Last summer, the EU Commission consulted the Social Partners (EU level representatives of both sides of industry) on strengthening existing EU legislation on worker information and consultation. Three Directives (the TUPE, collective redundancies and information and consultation of workers Directives) are under scrutiny following an earlier review which highlighted some shortcomings and gaps in the definitions of 'information' and 'consultation' across the Directives. Of particular concern to employers is a proposal to introduce stricter obligations to inform and consult by adopting those definitions found in the EWC Directive. Such a move could result in delays to business restructuring and other business change, as well as the potential for more litigation and an increased risk of leaks of market sensitive confidential information.

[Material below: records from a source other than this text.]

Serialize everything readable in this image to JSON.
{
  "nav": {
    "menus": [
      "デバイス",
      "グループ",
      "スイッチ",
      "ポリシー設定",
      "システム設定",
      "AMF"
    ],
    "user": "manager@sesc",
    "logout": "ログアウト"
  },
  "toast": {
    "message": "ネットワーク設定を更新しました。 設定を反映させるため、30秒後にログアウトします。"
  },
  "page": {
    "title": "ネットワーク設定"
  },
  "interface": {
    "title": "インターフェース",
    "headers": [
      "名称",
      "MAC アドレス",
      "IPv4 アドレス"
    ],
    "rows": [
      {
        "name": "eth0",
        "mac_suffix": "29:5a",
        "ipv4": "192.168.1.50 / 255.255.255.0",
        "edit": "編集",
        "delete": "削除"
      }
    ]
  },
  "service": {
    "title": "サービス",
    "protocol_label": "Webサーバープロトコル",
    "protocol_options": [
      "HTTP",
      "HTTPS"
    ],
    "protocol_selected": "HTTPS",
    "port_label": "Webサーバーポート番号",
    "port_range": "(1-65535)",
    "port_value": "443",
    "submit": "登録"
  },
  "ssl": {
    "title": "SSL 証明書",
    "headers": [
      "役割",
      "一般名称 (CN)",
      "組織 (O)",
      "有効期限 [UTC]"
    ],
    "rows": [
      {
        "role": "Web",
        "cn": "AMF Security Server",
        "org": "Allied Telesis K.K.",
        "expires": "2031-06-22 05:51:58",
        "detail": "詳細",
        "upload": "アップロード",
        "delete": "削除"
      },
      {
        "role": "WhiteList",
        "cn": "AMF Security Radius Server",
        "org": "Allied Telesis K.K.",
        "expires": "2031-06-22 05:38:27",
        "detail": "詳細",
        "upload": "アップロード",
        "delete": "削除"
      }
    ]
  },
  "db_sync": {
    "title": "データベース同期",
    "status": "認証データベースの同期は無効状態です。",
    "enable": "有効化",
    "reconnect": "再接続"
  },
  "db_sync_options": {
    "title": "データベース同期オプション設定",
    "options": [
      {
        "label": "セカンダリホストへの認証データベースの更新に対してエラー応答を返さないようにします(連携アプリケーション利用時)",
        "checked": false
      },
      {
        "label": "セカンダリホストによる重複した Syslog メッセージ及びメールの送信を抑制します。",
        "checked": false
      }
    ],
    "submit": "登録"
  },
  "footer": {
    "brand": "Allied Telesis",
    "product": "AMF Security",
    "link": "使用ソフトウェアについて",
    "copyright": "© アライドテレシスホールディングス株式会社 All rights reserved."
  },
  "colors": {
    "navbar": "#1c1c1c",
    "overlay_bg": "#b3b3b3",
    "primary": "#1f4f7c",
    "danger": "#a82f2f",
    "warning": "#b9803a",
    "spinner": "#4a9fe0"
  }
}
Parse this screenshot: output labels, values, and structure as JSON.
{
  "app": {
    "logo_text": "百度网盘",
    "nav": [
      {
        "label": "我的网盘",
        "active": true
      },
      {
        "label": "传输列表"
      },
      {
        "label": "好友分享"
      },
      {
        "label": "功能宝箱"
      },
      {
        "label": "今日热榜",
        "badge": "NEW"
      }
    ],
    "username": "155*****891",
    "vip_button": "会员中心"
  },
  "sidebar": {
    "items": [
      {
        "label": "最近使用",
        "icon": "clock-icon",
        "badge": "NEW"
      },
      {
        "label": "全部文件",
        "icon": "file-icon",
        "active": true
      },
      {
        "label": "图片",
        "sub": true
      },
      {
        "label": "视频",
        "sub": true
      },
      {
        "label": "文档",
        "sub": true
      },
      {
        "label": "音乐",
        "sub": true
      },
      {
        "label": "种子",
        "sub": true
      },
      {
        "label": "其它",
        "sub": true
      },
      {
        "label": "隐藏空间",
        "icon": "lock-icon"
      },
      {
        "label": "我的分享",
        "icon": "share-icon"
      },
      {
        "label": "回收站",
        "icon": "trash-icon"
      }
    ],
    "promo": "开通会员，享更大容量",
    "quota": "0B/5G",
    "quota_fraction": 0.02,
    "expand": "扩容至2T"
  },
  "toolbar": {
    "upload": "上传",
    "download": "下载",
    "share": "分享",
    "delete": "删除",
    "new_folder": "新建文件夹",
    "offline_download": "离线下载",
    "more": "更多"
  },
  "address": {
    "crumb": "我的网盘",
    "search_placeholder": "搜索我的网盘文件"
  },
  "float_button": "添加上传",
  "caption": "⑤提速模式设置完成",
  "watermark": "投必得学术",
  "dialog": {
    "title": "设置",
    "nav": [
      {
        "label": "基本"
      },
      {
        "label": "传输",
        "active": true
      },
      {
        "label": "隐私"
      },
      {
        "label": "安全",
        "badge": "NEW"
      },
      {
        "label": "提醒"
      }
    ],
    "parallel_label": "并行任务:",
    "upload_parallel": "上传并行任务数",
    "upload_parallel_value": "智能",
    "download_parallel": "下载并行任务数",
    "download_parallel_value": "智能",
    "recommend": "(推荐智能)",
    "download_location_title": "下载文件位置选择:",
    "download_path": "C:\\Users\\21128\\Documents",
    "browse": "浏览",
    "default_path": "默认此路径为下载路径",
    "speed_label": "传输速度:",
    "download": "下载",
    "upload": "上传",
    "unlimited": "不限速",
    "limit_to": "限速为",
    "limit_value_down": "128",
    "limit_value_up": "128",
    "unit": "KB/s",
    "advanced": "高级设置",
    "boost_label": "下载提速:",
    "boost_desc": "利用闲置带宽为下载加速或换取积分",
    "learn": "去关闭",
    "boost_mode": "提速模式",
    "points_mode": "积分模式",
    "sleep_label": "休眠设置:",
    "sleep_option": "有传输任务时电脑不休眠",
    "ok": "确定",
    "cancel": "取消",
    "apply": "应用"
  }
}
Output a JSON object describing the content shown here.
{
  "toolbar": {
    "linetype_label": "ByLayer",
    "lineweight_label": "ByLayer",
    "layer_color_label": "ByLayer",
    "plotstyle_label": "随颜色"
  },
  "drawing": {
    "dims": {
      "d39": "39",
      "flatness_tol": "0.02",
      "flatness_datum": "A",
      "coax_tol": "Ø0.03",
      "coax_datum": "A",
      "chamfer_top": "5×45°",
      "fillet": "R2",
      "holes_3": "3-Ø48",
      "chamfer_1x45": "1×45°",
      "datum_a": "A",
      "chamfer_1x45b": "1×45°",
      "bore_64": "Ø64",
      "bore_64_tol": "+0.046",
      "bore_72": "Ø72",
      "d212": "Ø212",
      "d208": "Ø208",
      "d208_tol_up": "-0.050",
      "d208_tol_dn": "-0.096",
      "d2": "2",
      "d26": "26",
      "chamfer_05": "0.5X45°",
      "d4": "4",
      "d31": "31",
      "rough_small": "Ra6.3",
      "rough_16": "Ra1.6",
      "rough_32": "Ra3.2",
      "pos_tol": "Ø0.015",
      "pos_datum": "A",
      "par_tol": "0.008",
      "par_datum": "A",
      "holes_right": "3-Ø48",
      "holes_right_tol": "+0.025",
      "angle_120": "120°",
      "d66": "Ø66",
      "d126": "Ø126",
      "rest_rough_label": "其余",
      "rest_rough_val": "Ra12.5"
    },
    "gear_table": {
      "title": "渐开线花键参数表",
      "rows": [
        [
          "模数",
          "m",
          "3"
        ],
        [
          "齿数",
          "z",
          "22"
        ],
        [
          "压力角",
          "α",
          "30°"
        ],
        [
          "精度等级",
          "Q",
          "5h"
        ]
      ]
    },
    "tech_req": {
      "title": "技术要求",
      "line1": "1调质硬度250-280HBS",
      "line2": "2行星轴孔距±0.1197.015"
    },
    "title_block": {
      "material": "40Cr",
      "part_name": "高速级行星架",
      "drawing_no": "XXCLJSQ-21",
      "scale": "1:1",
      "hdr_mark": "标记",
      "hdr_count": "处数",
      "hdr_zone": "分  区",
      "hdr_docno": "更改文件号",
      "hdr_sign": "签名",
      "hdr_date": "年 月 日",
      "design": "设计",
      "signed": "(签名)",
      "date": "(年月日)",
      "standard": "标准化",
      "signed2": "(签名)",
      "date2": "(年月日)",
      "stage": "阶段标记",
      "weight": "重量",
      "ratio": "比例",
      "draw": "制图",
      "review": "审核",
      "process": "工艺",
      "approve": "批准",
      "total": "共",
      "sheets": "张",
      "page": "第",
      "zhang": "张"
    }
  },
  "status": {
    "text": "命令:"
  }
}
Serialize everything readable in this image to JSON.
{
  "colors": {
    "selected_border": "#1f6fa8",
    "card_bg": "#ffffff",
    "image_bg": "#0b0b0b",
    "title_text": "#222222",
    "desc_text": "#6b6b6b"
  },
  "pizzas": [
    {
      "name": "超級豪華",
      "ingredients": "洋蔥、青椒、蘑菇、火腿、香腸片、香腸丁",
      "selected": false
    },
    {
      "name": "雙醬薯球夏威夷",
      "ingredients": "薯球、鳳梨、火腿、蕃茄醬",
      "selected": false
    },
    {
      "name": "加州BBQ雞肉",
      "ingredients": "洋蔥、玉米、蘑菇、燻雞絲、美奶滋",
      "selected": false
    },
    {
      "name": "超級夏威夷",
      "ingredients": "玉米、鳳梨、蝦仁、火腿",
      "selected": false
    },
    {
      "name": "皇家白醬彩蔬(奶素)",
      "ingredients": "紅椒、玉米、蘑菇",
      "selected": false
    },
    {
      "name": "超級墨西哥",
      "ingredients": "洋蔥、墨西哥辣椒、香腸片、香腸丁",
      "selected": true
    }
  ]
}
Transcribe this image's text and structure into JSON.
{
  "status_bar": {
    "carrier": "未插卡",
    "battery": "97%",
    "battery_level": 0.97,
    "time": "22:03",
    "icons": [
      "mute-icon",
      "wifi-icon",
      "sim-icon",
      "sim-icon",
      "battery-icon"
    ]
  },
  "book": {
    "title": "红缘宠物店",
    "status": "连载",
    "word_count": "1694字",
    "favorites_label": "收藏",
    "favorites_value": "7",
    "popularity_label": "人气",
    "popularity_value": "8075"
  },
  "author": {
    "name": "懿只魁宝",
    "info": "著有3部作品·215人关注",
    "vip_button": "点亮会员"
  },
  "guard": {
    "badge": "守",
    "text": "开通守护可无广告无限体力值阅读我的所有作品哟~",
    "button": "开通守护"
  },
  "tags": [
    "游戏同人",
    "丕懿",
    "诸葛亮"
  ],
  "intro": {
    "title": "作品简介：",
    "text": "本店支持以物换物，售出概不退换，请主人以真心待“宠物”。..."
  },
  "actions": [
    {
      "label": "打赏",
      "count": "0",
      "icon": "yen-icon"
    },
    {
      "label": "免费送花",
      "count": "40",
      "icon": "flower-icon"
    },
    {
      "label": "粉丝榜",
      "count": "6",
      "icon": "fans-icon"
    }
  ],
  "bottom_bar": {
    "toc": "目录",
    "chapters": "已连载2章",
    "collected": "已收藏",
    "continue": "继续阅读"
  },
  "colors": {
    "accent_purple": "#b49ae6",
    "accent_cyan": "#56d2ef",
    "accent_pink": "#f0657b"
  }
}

The Social Partners objected to the Commission’s consultation, for different reasons. Subsequently, the Commission published its work plan for 2016 and there is no mention of the information and consultation initiative. This might mean that the proposal has been postponed or is being reformulated, due to opposition. However, it should be noted that the Council has stated that “simplification of EU legislation on information and consultation of workers” remains a priority over the next 18 months. As such, it would be premature to assume that the threat of change has gone away. For further information on the Commission’s consultation, read our briefing.
The state of European Works Councils: key statistics
The European Trade Union Institute (ETUI - partly funded by the EU and the research arm of the European Trade Union Confederation) released some statistics on the current state of European Works Councils (EWC). Given that the EU Commission must review the operation of the EWC Directive this year, resulting in inevitable trade union calls to strengthen the content and timing of transnational employee consultation, these statistics will no doubt form part of the debate.
The research suggests that there are currently 1071 active EWCs, with 25 new EWCs being established annually over the last five years. It is interesting to note that 39% of EWCs are so-called Article 13 agreements, meaning that they are some of the oldest, voluntary agreements, operating largely outside the EWC Directive. The overwhelming majority of EWCs have a select committee and less than one in ten have competences extending beyond information and consultation. In 40% of EWCs, representatives of European Trade Union Federations are allowed to attend meetings. One in five EWCs were established in German companies, followed by French and British. There are 151 US companies with EWCs, often choosing Germany or Britain as their legal base. Two thirds of all EWC bodies have a right to paid experts.